British Columbia

Polygamy laws aimed at men, court told

Canada's prohibition against polygamy does not criminalize women who have multiple husbands, a lawyer for the British Columbia government said Tuesday.
The special hearing into the constitutionality of Canada's laws against polygamy is being held at the B.C. Supreme Court in Vancouver. ((CBC))
Canada's prohibition against polygamy does not criminalize women who have multiple husbands, a lawyer for the British Columbia government said Tuesday.

Craig Jones told court the law was intended to only prohibit men from marrying multiple women.

Jones offered his admittedly "controversial" interpretation — one that stands at odds with even the federal government — at a constitutional reference case in Vancouver examining whether Canada's  anti-polygamy laws violate the Charter of Rights and Freedoms.

The hearings were spurred by the controversy over the fundamentalist breakaway Mormon sect of Bountiful, where two leaders were charged with polygamy last year only to see those charges dropped on technical legal grounds.

Jones said the harms associated with polygamy — including child brides and the discrimination against women — are specific to the most common form of polygamy known as polygany, which involves men having multiple wives and is the form of polygamy practised in Bountiful.

Instances of women with multiple husbands, known as polyandry, are incredibly rare, said Jones, and neither polyandry nor same-sex, multi-partner relationships bring about the same harms to the people involved and society as a whole.

"It is arguable that Parliament could not criminalize polyandry and same-sex, multipartner conjugality even if it wished to," said Jones.

"Polyandry does carry some risk of harms that might be associated with it, but evidence for these is speculative and weak.... The fact is that the overwhelming majority of polygamy in practice is traditional, usually religious, patriarchal polygyny."

Jones made the point as he rejected a criticism made by some opponents of the law: that the crime of polygamy sweeps in relationships that aren't harmful.

Argument targets polygyny

He argued that most, if not all, of the problems with polygamy are specific to cases in which men marry more than one woman.
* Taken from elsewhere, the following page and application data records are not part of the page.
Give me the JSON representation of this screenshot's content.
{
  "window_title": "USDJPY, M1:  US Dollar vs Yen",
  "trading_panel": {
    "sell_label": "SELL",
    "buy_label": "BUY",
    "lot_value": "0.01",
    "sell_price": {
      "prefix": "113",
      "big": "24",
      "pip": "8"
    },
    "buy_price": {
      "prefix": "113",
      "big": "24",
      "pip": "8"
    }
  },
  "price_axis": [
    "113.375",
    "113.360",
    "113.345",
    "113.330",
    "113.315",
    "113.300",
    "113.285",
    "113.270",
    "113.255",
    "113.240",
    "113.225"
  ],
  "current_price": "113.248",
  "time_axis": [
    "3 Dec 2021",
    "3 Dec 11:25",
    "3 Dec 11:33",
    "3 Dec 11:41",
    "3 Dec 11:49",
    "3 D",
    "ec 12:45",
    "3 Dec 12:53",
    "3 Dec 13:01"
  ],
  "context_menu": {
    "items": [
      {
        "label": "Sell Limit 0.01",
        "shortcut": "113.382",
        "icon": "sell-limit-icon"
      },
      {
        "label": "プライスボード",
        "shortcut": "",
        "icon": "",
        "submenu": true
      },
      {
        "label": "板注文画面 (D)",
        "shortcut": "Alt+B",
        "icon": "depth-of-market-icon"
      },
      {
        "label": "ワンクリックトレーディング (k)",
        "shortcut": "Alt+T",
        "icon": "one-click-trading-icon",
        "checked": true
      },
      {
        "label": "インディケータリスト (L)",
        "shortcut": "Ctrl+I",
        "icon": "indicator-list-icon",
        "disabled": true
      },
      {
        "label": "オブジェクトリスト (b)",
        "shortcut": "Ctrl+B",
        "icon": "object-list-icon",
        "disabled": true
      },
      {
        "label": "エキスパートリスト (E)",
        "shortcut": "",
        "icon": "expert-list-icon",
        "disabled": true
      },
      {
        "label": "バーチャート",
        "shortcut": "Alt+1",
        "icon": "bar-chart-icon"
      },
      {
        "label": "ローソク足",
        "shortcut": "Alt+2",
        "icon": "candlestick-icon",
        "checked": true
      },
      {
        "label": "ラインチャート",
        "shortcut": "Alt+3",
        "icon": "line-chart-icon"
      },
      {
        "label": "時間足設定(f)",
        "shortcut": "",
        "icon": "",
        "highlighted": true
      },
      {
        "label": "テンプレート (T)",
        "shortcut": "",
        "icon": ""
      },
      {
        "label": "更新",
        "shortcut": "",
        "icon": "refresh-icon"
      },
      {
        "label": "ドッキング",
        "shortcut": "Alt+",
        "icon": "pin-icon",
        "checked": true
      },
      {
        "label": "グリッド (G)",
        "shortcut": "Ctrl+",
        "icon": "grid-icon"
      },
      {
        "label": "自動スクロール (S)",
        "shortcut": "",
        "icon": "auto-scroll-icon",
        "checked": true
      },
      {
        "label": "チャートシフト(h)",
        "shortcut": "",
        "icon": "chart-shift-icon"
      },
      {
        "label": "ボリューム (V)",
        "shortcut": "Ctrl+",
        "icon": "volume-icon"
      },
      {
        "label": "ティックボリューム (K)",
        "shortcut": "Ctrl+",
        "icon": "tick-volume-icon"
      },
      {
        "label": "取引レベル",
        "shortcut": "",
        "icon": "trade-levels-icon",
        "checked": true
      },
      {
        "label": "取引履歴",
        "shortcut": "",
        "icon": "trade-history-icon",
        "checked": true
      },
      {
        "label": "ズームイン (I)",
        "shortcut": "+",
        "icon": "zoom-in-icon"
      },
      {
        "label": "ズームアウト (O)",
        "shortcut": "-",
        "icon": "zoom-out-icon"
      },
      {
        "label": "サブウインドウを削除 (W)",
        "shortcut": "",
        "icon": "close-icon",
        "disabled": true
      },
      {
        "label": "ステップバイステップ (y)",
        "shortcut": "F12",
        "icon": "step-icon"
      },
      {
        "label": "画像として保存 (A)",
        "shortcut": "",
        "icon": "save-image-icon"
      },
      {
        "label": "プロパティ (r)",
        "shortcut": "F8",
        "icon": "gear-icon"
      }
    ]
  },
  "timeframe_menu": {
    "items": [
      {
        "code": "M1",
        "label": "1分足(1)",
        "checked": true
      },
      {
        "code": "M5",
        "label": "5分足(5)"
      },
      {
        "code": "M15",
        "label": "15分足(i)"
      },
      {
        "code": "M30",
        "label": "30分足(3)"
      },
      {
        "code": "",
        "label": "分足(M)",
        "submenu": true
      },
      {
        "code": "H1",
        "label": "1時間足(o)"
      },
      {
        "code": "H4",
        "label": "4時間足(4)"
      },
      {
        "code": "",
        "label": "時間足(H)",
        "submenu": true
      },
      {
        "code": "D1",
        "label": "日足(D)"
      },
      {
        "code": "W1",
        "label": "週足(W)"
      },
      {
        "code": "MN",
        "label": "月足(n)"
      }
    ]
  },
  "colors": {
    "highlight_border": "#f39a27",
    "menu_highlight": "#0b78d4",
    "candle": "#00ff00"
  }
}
He added that when Parliament brought in the polygamy laws in 1890, the government of the day was clearly concerned about multiple wives in some cultures — namely Mormons, Muslims and First Nations.

"It was clear what behaviour they wanted to address," said Jones. "All of the harms we are going to be demonstrating are specific to polygyny."

The federal government's lawyer is expected to disagree, explaining in written arguments that Ottawa believes the Criminal Code section dealing with polygamy refers to any marriage or conjugal relationship involving more than two people, regardless of their sex.

The constitutional reference case is scheduled to last until the end of January, hearing evidence from more than 30 witnesses including academics, current and former residents of Bountiful, and people living in multi-partner relationships outside of a religion.

Though the outcome of the hearing could directly affect admitted polygamist Winston Blackmore, the B.C. man is boycotting the proceedings. ((CBC))
The results aren't technically binding, but experts have said other courts would certainly look to the decision for guidance and the case is expected to ultimately end up before the Supreme Court of Canada.

There are also about a dozen interveners, including religious groups, women's rights organizations and civil liberties advocates.

Oler, who leads a faction within Bountiful connected to the U.S.-based Fundamentalist Church of Jesus Christ of Latter Day Saints, or FLDS, is also an intervener.